Last week I worked for a customer who went through a performance issue on a S2D cluster. The customer’s infrastructure is composed of one compute cluster (Hyper-V) and one 4-node S2D cluster. First, I checked if it was related to the network and then if it’s a hardware failure that produces this performance drop. Then I ran the script watch-cluster.ps1 from VMFleet.
The following screenshot comes from watch-cluster.ps1 script. As you can see, a CSV has almost 25ms of latency. A high latency impacts overall performance especially when intensive IO applications are hosted. If we look into the cache, a lot of miss per second are registered especially on the high latency CSV. But why Miss/sec can produce a high latency?
What happens in case of lack of cache?
The solution I troubleshooted is composed of 2 SSD and 8 HDD per node. The cache ratio is 1:4 and its capacity is almost of 6,5% of the raw capacity. The IO path in normal operation is depicted in the following schema:
Now in the current situation, I have a lot Miss/Sec, that means that SSD cannot handle these IO because there is not enough cache. Below the schema depicts the IO path for miss IO:
You can see that in case of miss, the IO go to HDD directly without being cached in SSD. HDD is really slow compared to SSD and each time IO works directly with this kind of storage device, the latency is increased. When the latency is increased, the overall performance decrease.
How to resolve that?
To resolve this issue, I told to customer to add two SSD in each node. These SSD should be equivalent (or almost) than those already installed in nodes. By adding SSD, I improve the cache ratio to 1:2 and the capacity to 10% compared to raw capacity.

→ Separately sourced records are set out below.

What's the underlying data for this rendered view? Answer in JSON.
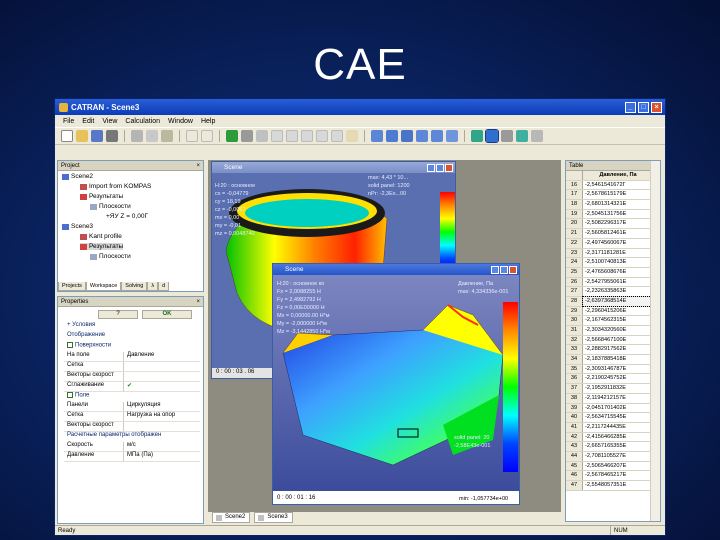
{
  "slide": {
    "title": "CAE"
  },
  "app": {
    "title": "CATRAN - Scene3",
    "menu": [
      "File",
      "Edit",
      "View",
      "Calculation",
      "Window",
      "Help"
    ]
  },
  "project": {
    "header": "Project",
    "tree": [
      {
        "label": "Scene2",
        "level": 0
      },
      {
        "label": "Import from KOMPAS",
        "level": 1
      },
      {
        "label": "Результаты",
        "level": 1
      },
      {
        "label": "Плоскости",
        "level": 2
      },
      {
        "label": "+ЯУ Z = 0,00Г",
        "level": 3
      },
      {
        "label": "Scene3",
        "level": 0
      },
      {
        "label": "Kant profile",
        "level": 1
      },
      {
        "label": "Результаты",
        "level": 1
      },
      {
        "label": "Плоскости",
        "level": 2
      }
    ],
    "tabs": [
      "Projects",
      "Workspace",
      "Solving",
      "λ",
      "d"
    ]
  },
  "properties": {
    "header": "Properties",
    "buttons": [
      "?",
      "OK"
    ],
    "rows": [
      {
        "type": "cat",
        "k": "Условия"
      },
      {
        "type": "cat",
        "k": "Отображение"
      },
      {
        "type": "check",
        "k": "Поверхности"
      },
      {
        "type": "row",
        "k": "На поле",
        "v": "Давление"
      },
      {
        "type": "row",
        "k": "Сетка",
        "v": ""
      },
      {
        "type": "row",
        "k": "Векторы скорост",
        "v": ""
      },
      {
        "type": "row",
        "k": "Сглаживание",
        "v": "✔"
      },
      {
        "type": "check",
        "k": "Поле"
      },
      {
        "type": "row",
        "k": "Панели",
        "v": "Циркуляция"
      },
      {
        "type": "row",
        "k": "Сетка",
        "v": "Нагрузка на опор"
      },
      {
        "type": "row",
        "k": "Векторы скорост",
        "v": ""
      },
      {
        "type": "cat",
        "k": "Расчетные параметры отображен"
      },
      {
        "type": "row",
        "k": "Скорость",
        "v": "м/с"
      },
      {
        "type": "row",
        "k": "Давление",
        "v": "МПа (Па)"
      }
    ]
  },
  "scene_back": {
    "title": "Scene",
    "overlay_left": "Н:20 : основное\ncx = -0,04779\ncy = 18,19\ncz = -0,0057\nmx = 0,00\nmy = -0,01\nmz = 0,0048740",
    "overlay_right": "max: 4,43 * 10...\nsolid panel: 1200\nnPr: -2,3Ex...00",
    "time": "0 : 00 : 03 . 06"
  },
  "scene_front": {
    "title": "Scene",
    "overlay_left": "Н:20 : основное ко\nFx = 2,0088255 Н\nFy = 2,4982792 Н\nFz = 0,00E00000 Н\nMx = 0,00000.00 Н*м\nMy = -2,000000 Н*м\nMz = -3,1442850 Н*м",
    "overlay_right": "Давление, Па\nmax: 4,334336e-001",
    "overlay_bottom": "solid panel: 20\n-2,58E43e-001",
    "min": "min: -1,057734e+00",
    "time": "0 : 00 : 01 : 16"
  },
  "scene_tabs": [
    "Scene2",
    "Scene3"
  ],
  "table": {
    "header": "Table",
    "column": "Давление, Па",
    "rows": [
      {
        "n": "16",
        "v": "-2,5461541672Г"
      },
      {
        "n": "17",
        "v": "-2,5678615179Е"
      },
      {
        "n": "18",
        "v": "-2,6801314321Е"
      },
      {
        "n": "19",
        "v": "-2,5045131756Е"
      },
      {
        "n": "20",
        "v": "-2,5082296317Е"
      },
      {
        "n": "21",
        "v": "-2,5605812461Е"
      },
      {
        "n": "22",
        "v": "-2,4974560067Е"
      },
      {
        "n": "23",
        "v": "-2,3171181281Е"
      },
      {
        "n": "24",
        "v": "-2,5100740813Е"
      },
      {
        "n": "25",
        "v": "-2,4765608676Е"
      },
      {
        "n": "26",
        "v": "-2,5427955061Е"
      },
      {
        "n": "27",
        "v": "-2,2326335863Е"
      },
      {
        "n": "28",
        "v": "-2,6397368514Е"
      },
      {
        "n": "29",
        "v": "-2,2960415206Е"
      },
      {
        "n": "30",
        "v": "-2,1674562315Е"
      },
      {
        "n": "31",
        "v": "-2,3034320560Е"
      },
      {
        "n": "32",
        "v": "-2,5668467100Е"
      },
      {
        "n": "33",
        "v": "-2,2882917562Е"
      },
      {
        "n": "34",
        "v": "-2,1837885418Е"
      },
      {
        "n": "35",
        "v": "-2,3093146787Е"
      },
      {
        "n": "36",
        "v": "-2,2190245752Е"
      },
      {
        "n": "37",
        "v": "-2,1952911832Е"
      },
      {
        "n": "38",
        "v": "-2,1194212157Е"
      },
      {
        "n": "39",
        "v": "-2,0451701402Е"
      },
      {
        "n": "40",
        "v": "-2,5634715545Е"
      },
      {
        "n": "41",
        "v": "-2,2117244435Е"
      },
      {
        "n": "42",
        "v": "-2,4156466285Е"
      },
      {
        "n": "43",
        "v": "-2,6657165355Е"
      },
      {
        "n": "44",
        "v": "-2,7081105527Е"
      },
      {
        "n": "45",
        "v": "-2,5065466207Е"
      },
      {
        "n": "46",
        "v": "-2,5678465217Е"
      },
      {
        "n": "47",
        "v": "-2,5548057351Е"
      }
    ]
  },
  "status": {
    "left": "Ready",
    "right": "NUM"
  },
  "colors": {
    "slide_bg": "#0a2463",
    "title_bar": "#1c4fc8",
    "window_bg": "#ece9d8"
  }
}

It’s really important to size kindly the cache tier when you design your solution to avoid this issue. As said a fellow MVP: storage is cheap, downtime is expensive.